Date of this Version
1927 by The University of Nebraska Printed in the United States by the University 01 Nebraska Printing Division
Lawrence Bruner, in the early days of his work in Nebraska, made a collection of the spiders that he came upon during his collecting trips in various parts of the state and these specimens were later identified by George Marx, one of the older archaeologists. Marx's list of identifications was sent to Professor Bruner in a letter dated July 26, 1893, but in the years that have passed since that time the specimens themselves have been lost and all that remains is the list as it appears in the letter. This list includes 107 species, of which 8 cannot now be located in catalogues, while of the remaining 99 species several must be considered doubtful as Nebraska species. These spiders are included in the present list for the sake of completeness, but in the case of species concerning which there is any doubt the facts are clearly stated.

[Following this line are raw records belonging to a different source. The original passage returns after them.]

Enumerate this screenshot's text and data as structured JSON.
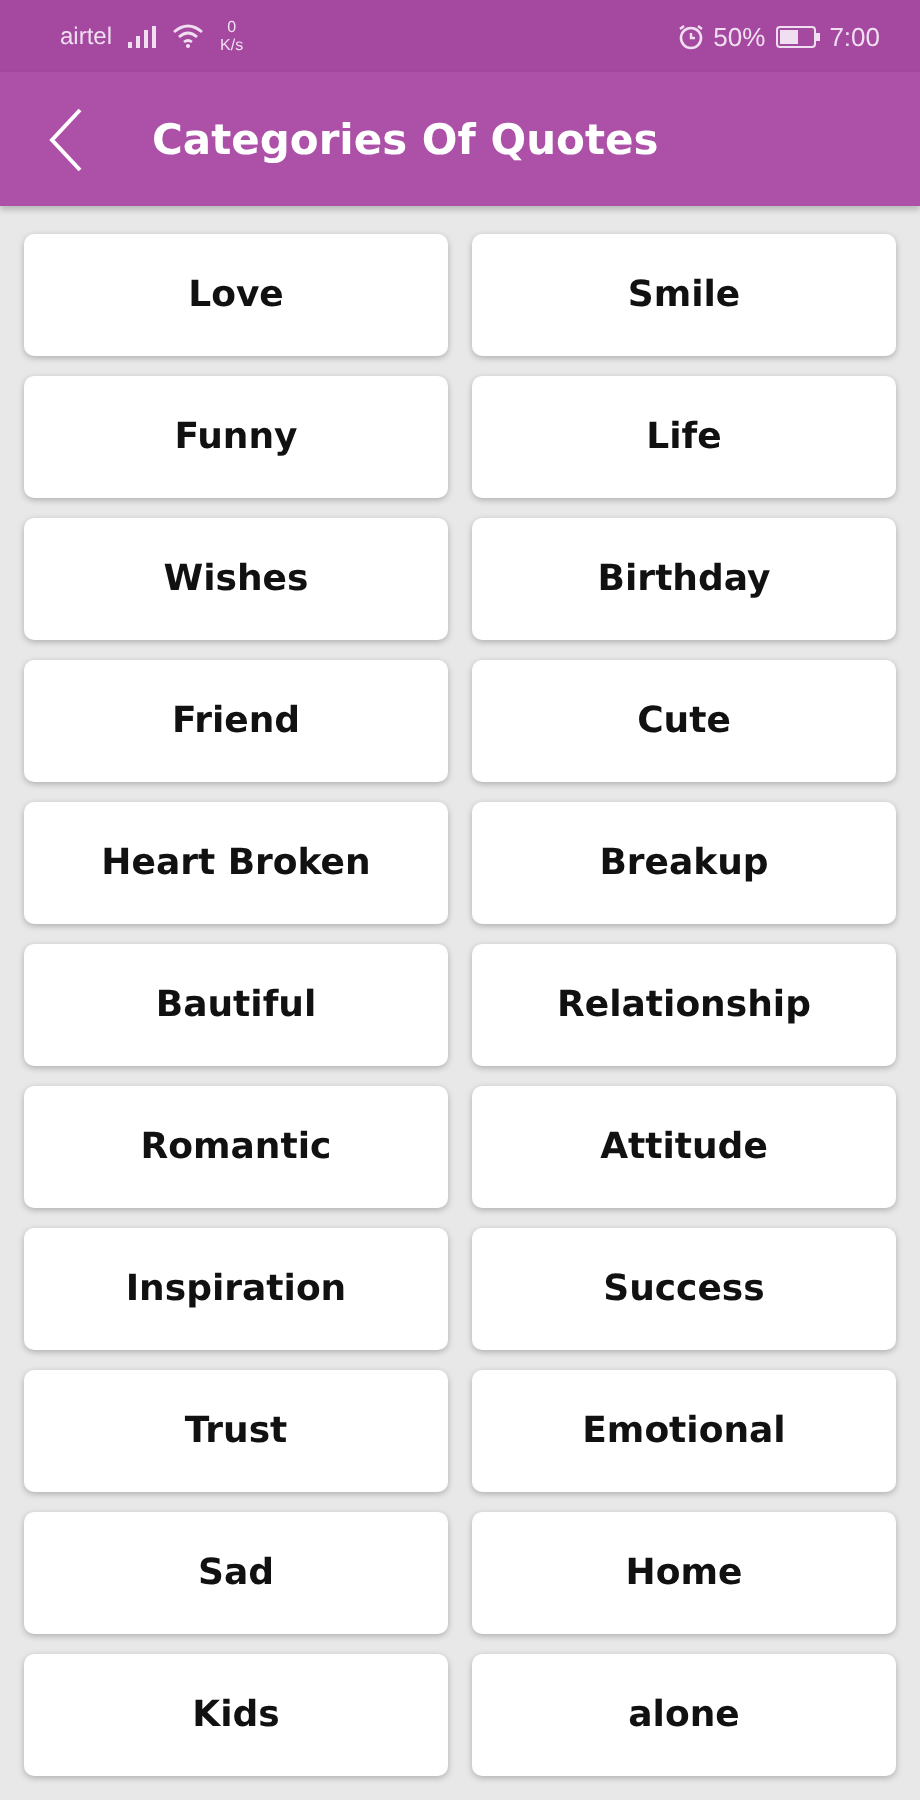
{
  "status_bar": {
    "carrier": "airtel",
    "speed_value": "0",
    "speed_unit": "K/s",
    "battery": "50%",
    "time": "7:00"
  },
  "header": {
    "title": "Categories Of Quotes"
  },
  "categories": [
    "Love",
    "Smile",
    "Funny",
    "Life",
    "Wishes",
    "Birthday",
    "Friend",
    "Cute",
    "Heart Broken",
    "Breakup",
    "Bautiful",
    "Relationship",
    "Romantic",
    "Attitude",
    "Inspiration",
    "Success",
    "Trust",
    "Emotional",
    "Sad",
    "Home",
    "Kids",
    "alone"
  ]
}
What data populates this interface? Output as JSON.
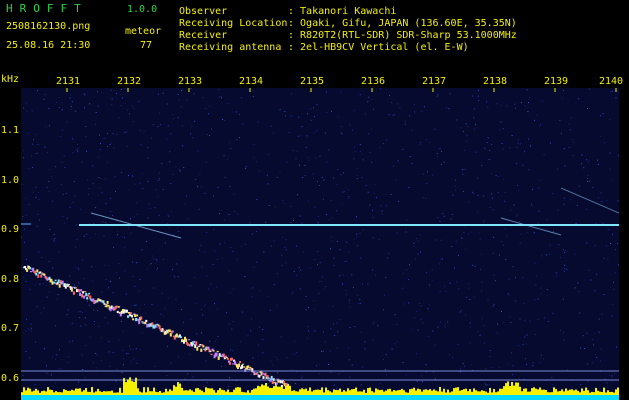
{
  "header": {
    "app_title": "HROFFT",
    "version": "1.0.0",
    "filename": "2508162130.png",
    "datetime": "25.08.16 21:30",
    "count_label": "meteor",
    "count_value": "77"
  },
  "info": [
    {
      "label": "Observer",
      "value": ": Takanori Kawachi"
    },
    {
      "label": "Receiving Location",
      "value": ": Ogaki, Gifu, JAPAN (136.60E, 35.35N)"
    },
    {
      "label": "Receiver",
      "value": ": R820T2(RTL-SDR) SDR-Sharp 53.1000MHz"
    },
    {
      "label": "Receiving antenna",
      "value": ": 2el-HB9CV Vertical (el. E-W)"
    }
  ],
  "spectrogram": {
    "y_unit": "kHz",
    "x_ticks": [
      "2131",
      "2132",
      "2133",
      "2134",
      "2135",
      "2136",
      "2137",
      "2138",
      "2139",
      "2140"
    ],
    "y_ticks": [
      "1.1",
      "1.0",
      "0.9",
      "0.8",
      "0.7",
      "0.6"
    ],
    "colors": {
      "background": "#060a2e",
      "noise": "#1c2a8a",
      "signal": "#7fe6ff",
      "bar": "#f4f000",
      "base": "#00d8ff"
    }
  }
}
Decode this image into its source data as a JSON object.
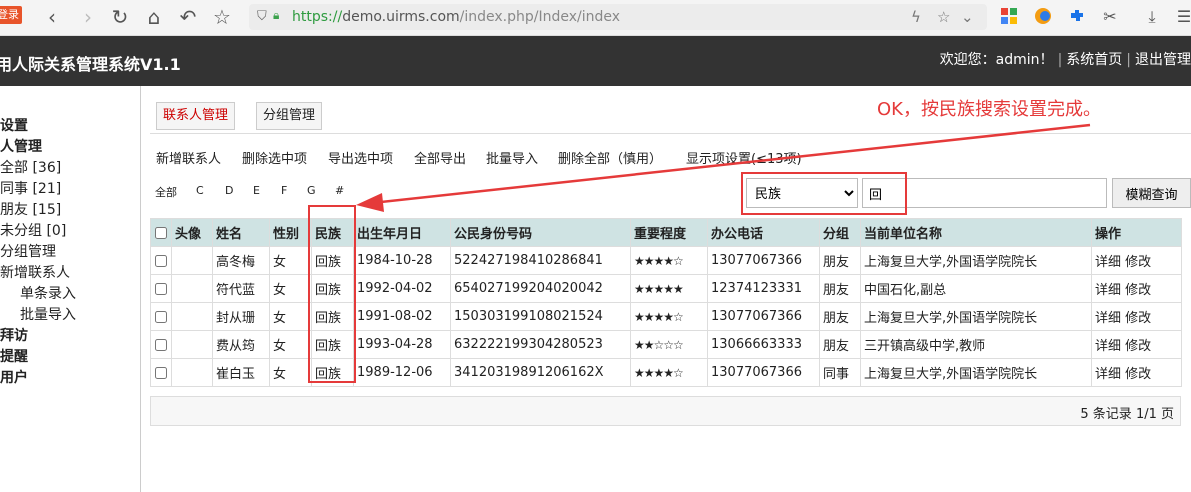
{
  "browser": {
    "login_badge": "登录",
    "url_scheme": "https://",
    "url_host": "demo.uirms.com",
    "url_path": "/index.php/Index/index"
  },
  "header": {
    "title": "用人际关系管理系统V1.1",
    "welcome": "欢迎您：admin！",
    "home_link": "系统首页",
    "logout_link": "退出管理"
  },
  "sidebar": {
    "items": [
      {
        "label": "设置",
        "bold": true
      },
      {
        "label": "人管理",
        "bold": true
      },
      {
        "label": "全部 [36]"
      },
      {
        "label": "同事 [21]"
      },
      {
        "label": "朋友 [15]"
      },
      {
        "label": "未分组 [0]"
      },
      {
        "label": "分组管理"
      },
      {
        "label": "新增联系人"
      },
      {
        "label": "单条录入"
      },
      {
        "label": "批量导入"
      },
      {
        "label": "拜访",
        "bold": true
      },
      {
        "label": "提醒",
        "bold": true
      },
      {
        "label": "用户",
        "bold": true
      }
    ]
  },
  "tabs": [
    {
      "label": "联系人管理",
      "active": true
    },
    {
      "label": "分组管理",
      "active": false
    }
  ],
  "toolbar": {
    "add": "新增联系人",
    "delete_selected": "删除选中项",
    "export_selected": "导出选中项",
    "export_all": "全部导出",
    "bulk_import": "批量导入",
    "delete_all": "删除全部（慎用）",
    "display_settings": "显示项设置(≤13项)"
  },
  "letters": [
    "全部",
    "C",
    "D",
    "E",
    "F",
    "G",
    "#"
  ],
  "search": {
    "field_selected": "民族",
    "value": "回",
    "button": "模糊查询"
  },
  "table": {
    "headers": [
      "头像",
      "姓名",
      "性别",
      "民族",
      "出生年月日",
      "公民身份号码",
      "重要程度",
      "办公电话",
      "分组",
      "当前单位名称",
      "操作"
    ],
    "rows": [
      {
        "name": "高冬梅",
        "gender": "女",
        "ethnicity": "回族",
        "birth": "1984-10-28",
        "id": "522427198410286841",
        "stars": "★★★★☆",
        "phone": "13077067366",
        "group": "朋友",
        "org": "上海复旦大学,外国语学院院长",
        "detail": "详细",
        "edit": "修改"
      },
      {
        "name": "符代蓝",
        "gender": "女",
        "ethnicity": "回族",
        "birth": "1992-04-02",
        "id": "654027199204020042",
        "stars": "★★★★★",
        "phone": "12374123331",
        "group": "朋友",
        "org": "中国石化,副总",
        "detail": "详细",
        "edit": "修改"
      },
      {
        "name": "封从珊",
        "gender": "女",
        "ethnicity": "回族",
        "birth": "1991-08-02",
        "id": "150303199108021524",
        "stars": "★★★★☆",
        "phone": "13077067366",
        "group": "朋友",
        "org": "上海复旦大学,外国语学院院长",
        "detail": "详细",
        "edit": "修改"
      },
      {
        "name": "费从筠",
        "gender": "女",
        "ethnicity": "回族",
        "birth": "1993-04-28",
        "id": "632222199304280523",
        "stars": "★★☆☆☆",
        "phone": "13066663333",
        "group": "朋友",
        "org": "三开镇高级中学,教师",
        "detail": "详细",
        "edit": "修改"
      },
      {
        "name": "崔白玉",
        "gender": "女",
        "ethnicity": "回族",
        "birth": "1989-12-06",
        "id": "34120319891206162X",
        "stars": "★★★★☆",
        "phone": "13077067366",
        "group": "同事",
        "org": "上海复旦大学,外国语学院院长",
        "detail": "详细",
        "edit": "修改"
      }
    ]
  },
  "footer": {
    "records": "5 条记录 1/1 页"
  },
  "annotation": {
    "note": "OK，按民族搜索设置完成。",
    "color": "#e53a3a"
  }
}
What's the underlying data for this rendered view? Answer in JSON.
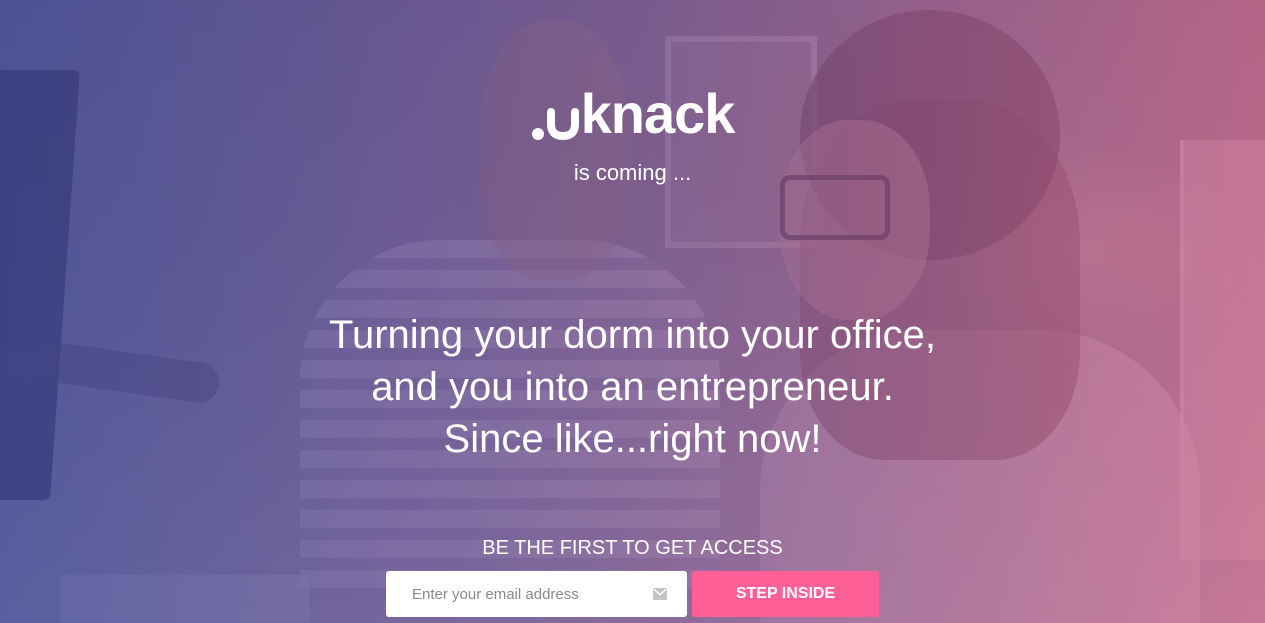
{
  "brand": {
    "logo_text": "knack",
    "tagline": "is coming ..."
  },
  "headline": {
    "lines": [
      "Turning your dorm into your office,",
      "and you into an entrepreneur.",
      "Since like...right now!"
    ]
  },
  "signup": {
    "heading": "BE THE FIRST TO GET ACCESS",
    "email_placeholder": "Enter your email address",
    "email_icon": "mail-icon",
    "submit_label": "STEP INSIDE"
  },
  "colors": {
    "overlay_left": "#3e4896",
    "overlay_right": "#cd5f82",
    "button": "#ff5f97",
    "text": "#ffffff"
  },
  "icons": {
    "logo_mark": "smile-icon"
  }
}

Collections of spiders were made by Pickwell in 1921 and 1922, and upon them was based a master's thesis presented to the University of Nebraska in June, 1922. He collected at several localities in southeastern Nebraska, but received material also from Danbury, in the southwest, and from Ainsworth, in the north central part of the state. A collecting trip was made in August and September, 1922, through central Nebraska to the western boundary. Collecting was continued in southeastern Nebraska in August and September, 1923, and also in the same months in 1924. The number of species collected by Pickwell numbered 109, which did not include 43 of those listed by Marx in the Bruner collection. He prepared a paper which was accepted for publication by the University Studies; however, its appearance was delayed by lack of funds. In this paper were included observations on hibernation, period of maturity, habitats, and distribution.